*WHAT THE TASK REQUIRES*:
Scan the records below and say how many lines include the word "بالصحراء", giving no other text.

===== RECORD EXCERPTS =====

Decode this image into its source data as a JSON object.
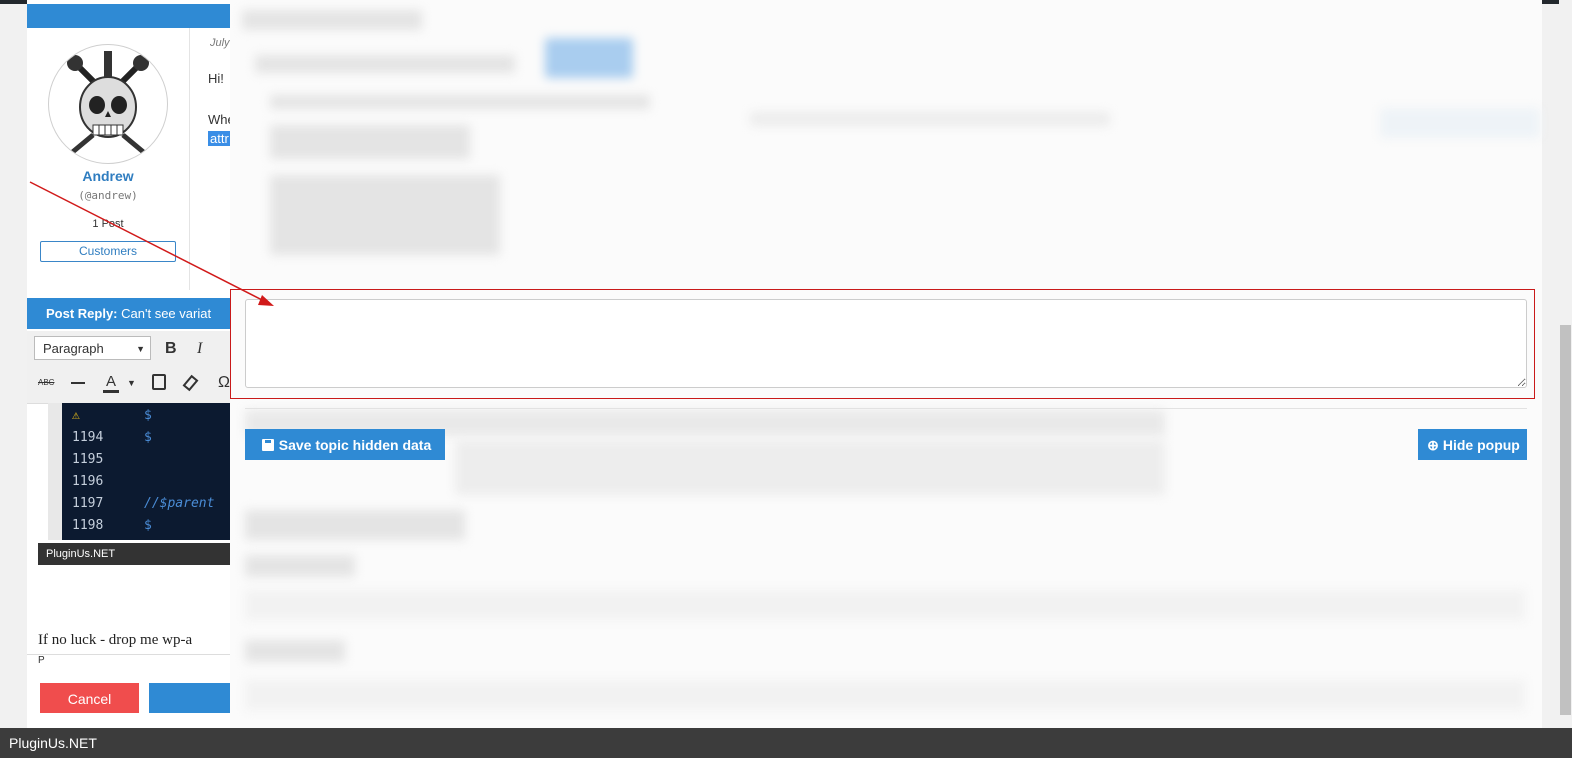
{
  "post": {
    "date": "July",
    "greeting": "Hi!",
    "body_start": "Whe",
    "highlight_fragment": "attr"
  },
  "author": {
    "name": "Andrew",
    "handle": "(@andrew)",
    "posts": "1 Post",
    "role": "Customers"
  },
  "reply": {
    "header_label": "Post Reply:",
    "header_title": "Can't see variat",
    "format_value": "Paragraph",
    "toolbar_icons": [
      "bold-icon",
      "italic-icon",
      "strikethrough-icon",
      "horizontal-line-icon",
      "text-color-icon",
      "paste-text-icon",
      "clear-formatting-icon",
      "special-character-icon"
    ],
    "code_lines": [
      {
        "num": "",
        "code": "$"
      },
      {
        "num": "1194",
        "code": "$"
      },
      {
        "num": "1195",
        "code": ""
      },
      {
        "num": "1196",
        "code": ""
      },
      {
        "num": "1197",
        "code": "//$parent"
      },
      {
        "num": "1198",
        "code": "$"
      }
    ],
    "image_watermark": "PluginUs.NET",
    "editor_text": "If  no luck   - drop me wp-a",
    "editor_path": "P",
    "cancel_label": "Cancel",
    "submit_label": ""
  },
  "popup": {
    "textarea_value": "",
    "save_button_label": "Save topic hidden data",
    "hide_button_label": "Hide popup"
  },
  "footer": {
    "watermark": "PluginUs.NET"
  },
  "colors": {
    "primary": "#2f8ad4",
    "danger": "#f04d4d",
    "highlight_border": "#c91a1a",
    "annotation_arrow": "#d11a1a"
  }
}
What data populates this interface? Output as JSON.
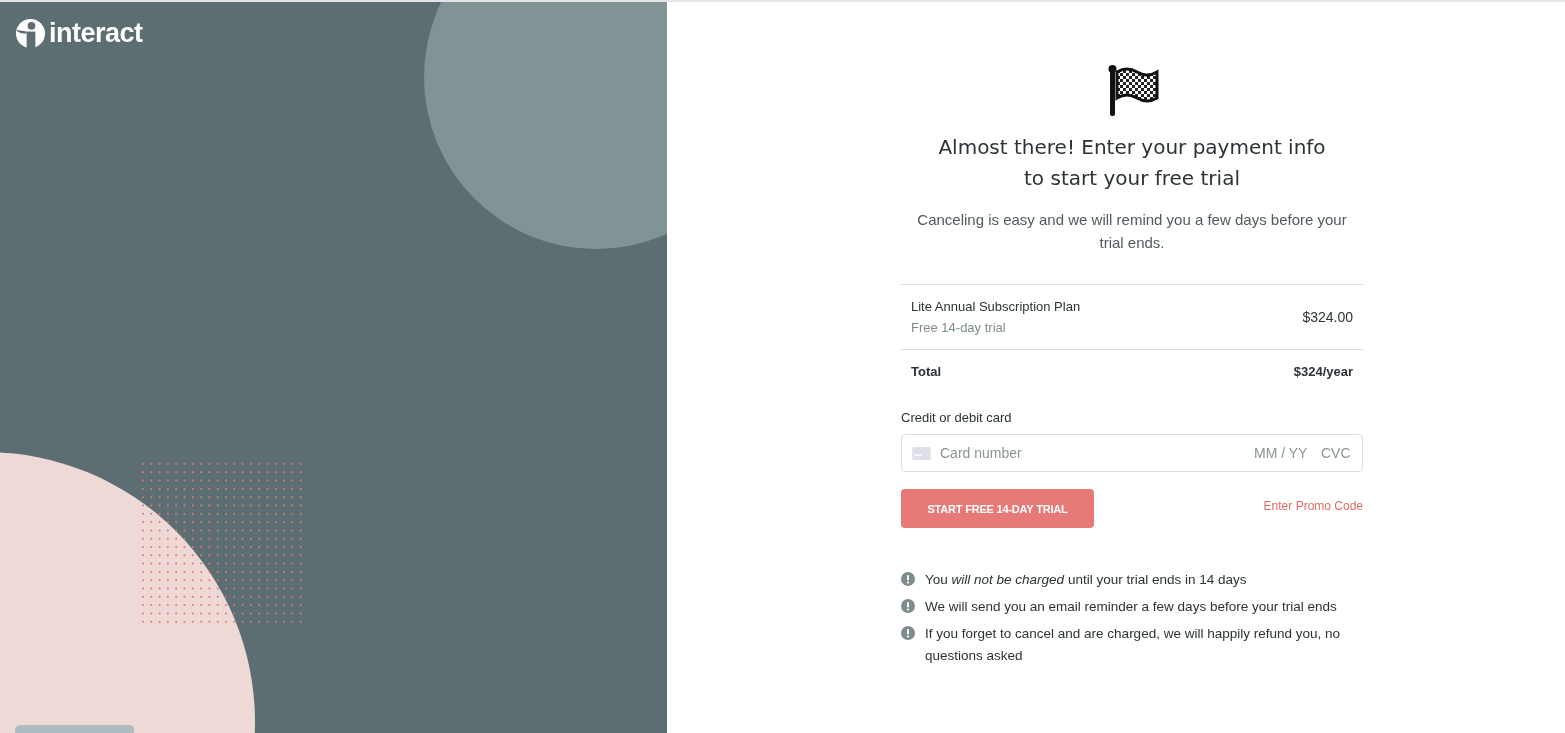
{
  "brand": {
    "name": "interact"
  },
  "heading": "Almost there! Enter your payment info to start your free trial",
  "subheading": "Canceling is easy and we will remind you a few days before your trial ends.",
  "order": {
    "items": [
      {
        "name": "Lite Annual Subscription Plan",
        "note": "Free 14-day trial",
        "price": "$324.00"
      }
    ],
    "total": {
      "label": "Total",
      "amount": "$324/year"
    }
  },
  "card": {
    "label": "Credit or debit card",
    "placeholder": "Card number",
    "expiry_placeholder": "MM / YY",
    "cvc_placeholder": "CVC"
  },
  "submit_button": "START FREE 14-DAY TRIAL",
  "promo_link": "Enter Promo Code",
  "notes": [
    "You *will not be charged* until your trial ends in 14 days",
    "We will send you an email reminder a few days before your trial ends",
    "If you forget to cancel and are charged, we will happily refund you, no questions asked"
  ]
}
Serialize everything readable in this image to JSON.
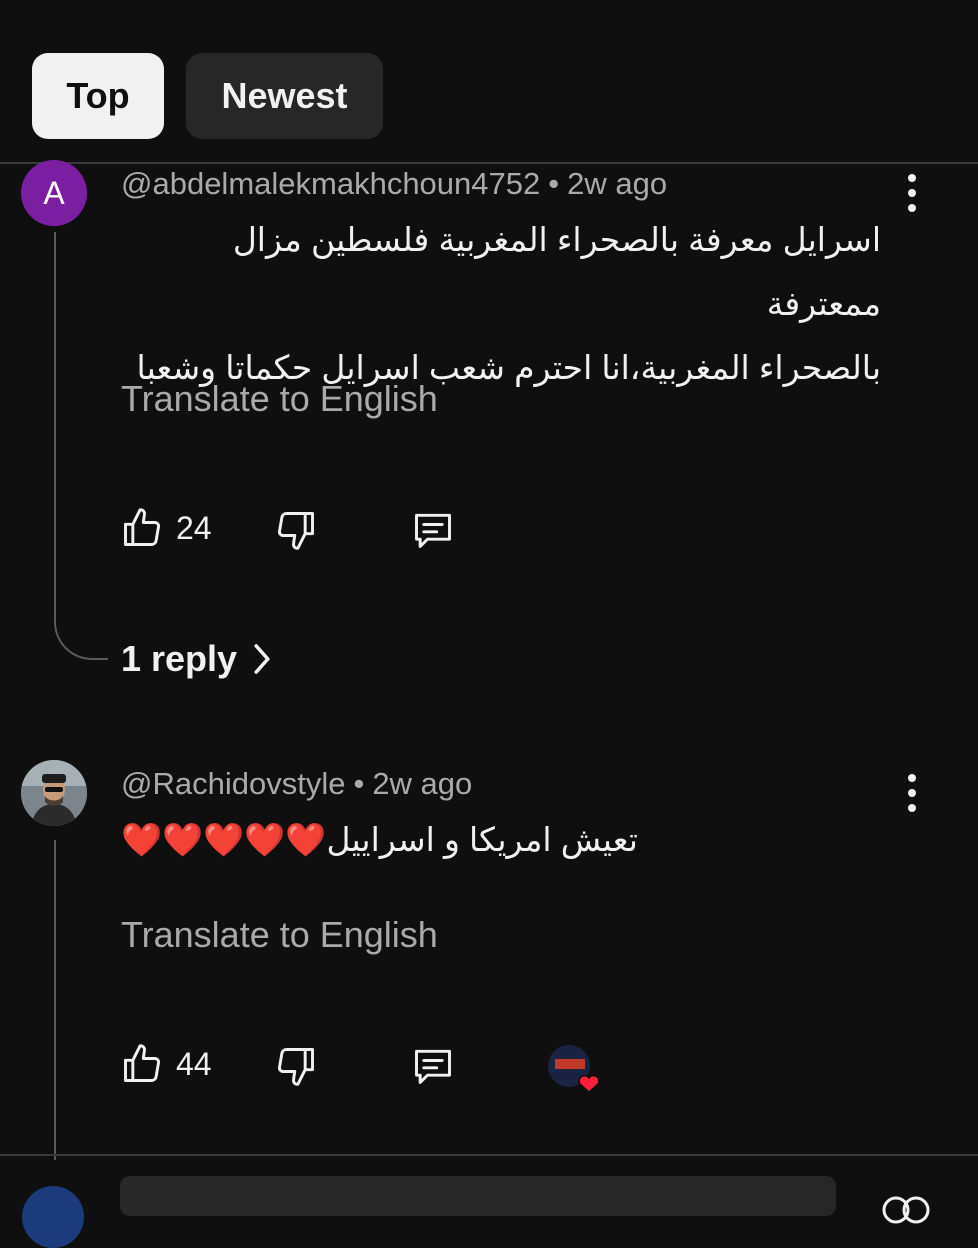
{
  "sort_chips": {
    "top_label": "Top",
    "newest_label": "Newest"
  },
  "comments": [
    {
      "avatar_letter": "A",
      "author": "@abdelmalekmakhchoun4752",
      "time": "2w ago",
      "text_line1": "اسرايل معرفة بالصحراء المغربية فلسطين مزال ممعترفة",
      "text_line2": "بالصحراء المغربية،انا احترم شعب اسرايل حكماتا وشعبا",
      "translate_label": "Translate to English",
      "likes": "24",
      "reply_label": "1 reply"
    },
    {
      "author": "@Rachidovstyle",
      "time": "2w ago",
      "text": "تعيش امريكا و اسراييل",
      "hearts": "❤️❤️❤️❤️❤️",
      "translate_label": "Translate to English",
      "likes": "44"
    }
  ],
  "meta_separator": "•",
  "colors": {
    "background": "#0f0f0f",
    "chip_active": "#f1f1f1",
    "chip_inactive": "#272727",
    "secondary_text": "#aaaaaa",
    "heart": "#e53935",
    "avatar_a": "#7b1fa2"
  },
  "icons": [
    "like-icon",
    "dislike-icon",
    "reply-comment-icon",
    "more-vert-icon",
    "chevron-right-icon",
    "creator-heart-icon"
  ]
}
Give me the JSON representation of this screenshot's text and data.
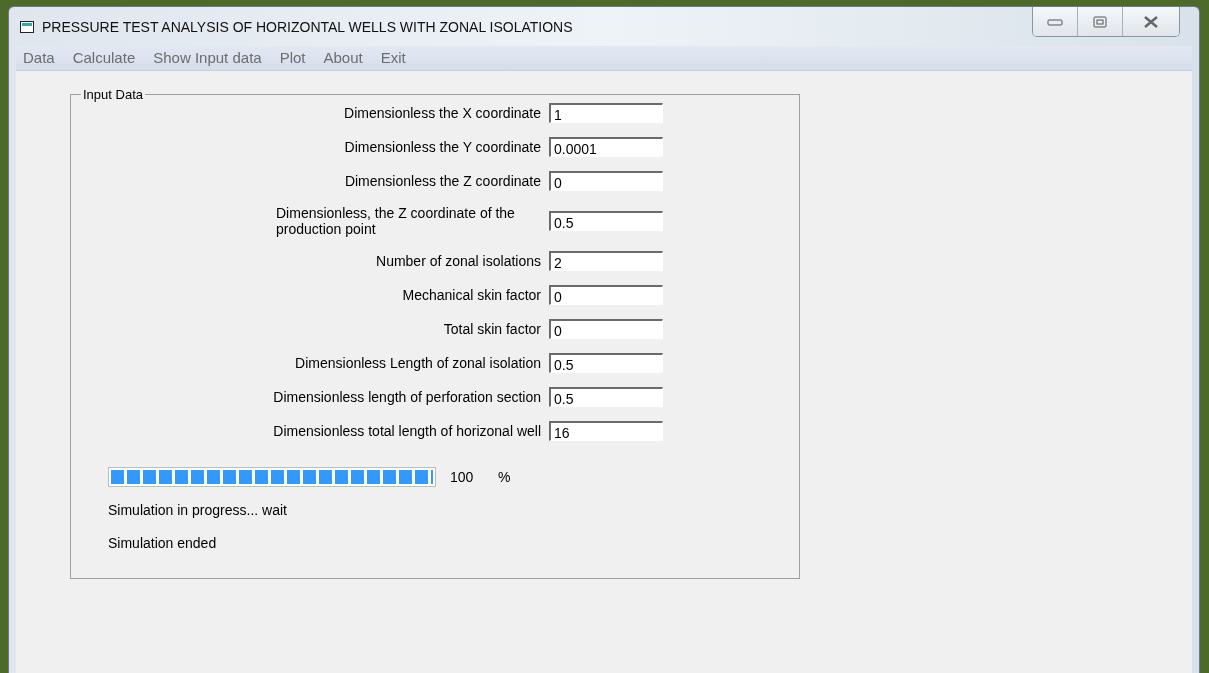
{
  "window": {
    "title": "PRESSURE TEST ANALYSIS OF HORIZONTAL WELLS WITH ZONAL ISOLATIONS"
  },
  "menu": [
    "Data",
    "Calculate",
    "Show Input data",
    "Plot",
    "About",
    "Exit"
  ],
  "group": {
    "title": "Input Data",
    "fields": [
      {
        "label": "Dimensionless the X coordinate",
        "value": "1"
      },
      {
        "label": "Dimensionless the Y coordinate",
        "value": "0.0001"
      },
      {
        "label": "Dimensionless the Z coordinate",
        "value": "0"
      },
      {
        "label": "Dimensionless, the Z coordinate of the production point",
        "value": "0.5"
      },
      {
        "label": "Number of zonal isolations",
        "value": "2"
      },
      {
        "label": "Mechanical skin factor",
        "value": "0"
      },
      {
        "label": "Total skin factor",
        "value": "0"
      },
      {
        "label": "Dimensionless Length of zonal isolation",
        "value": "0.5"
      },
      {
        "label": "Dimensionless length of perforation section",
        "value": "0.5"
      },
      {
        "label": "Dimensionless total length of horizonal well",
        "value": "16"
      }
    ],
    "progress": {
      "level": 1,
      "reading": "100",
      "unit": "%"
    },
    "messages": [
      "Simulation in progress... wait",
      "Simulation ended"
    ]
  }
}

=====

*SOLUTION FOR THIS TASK*:
2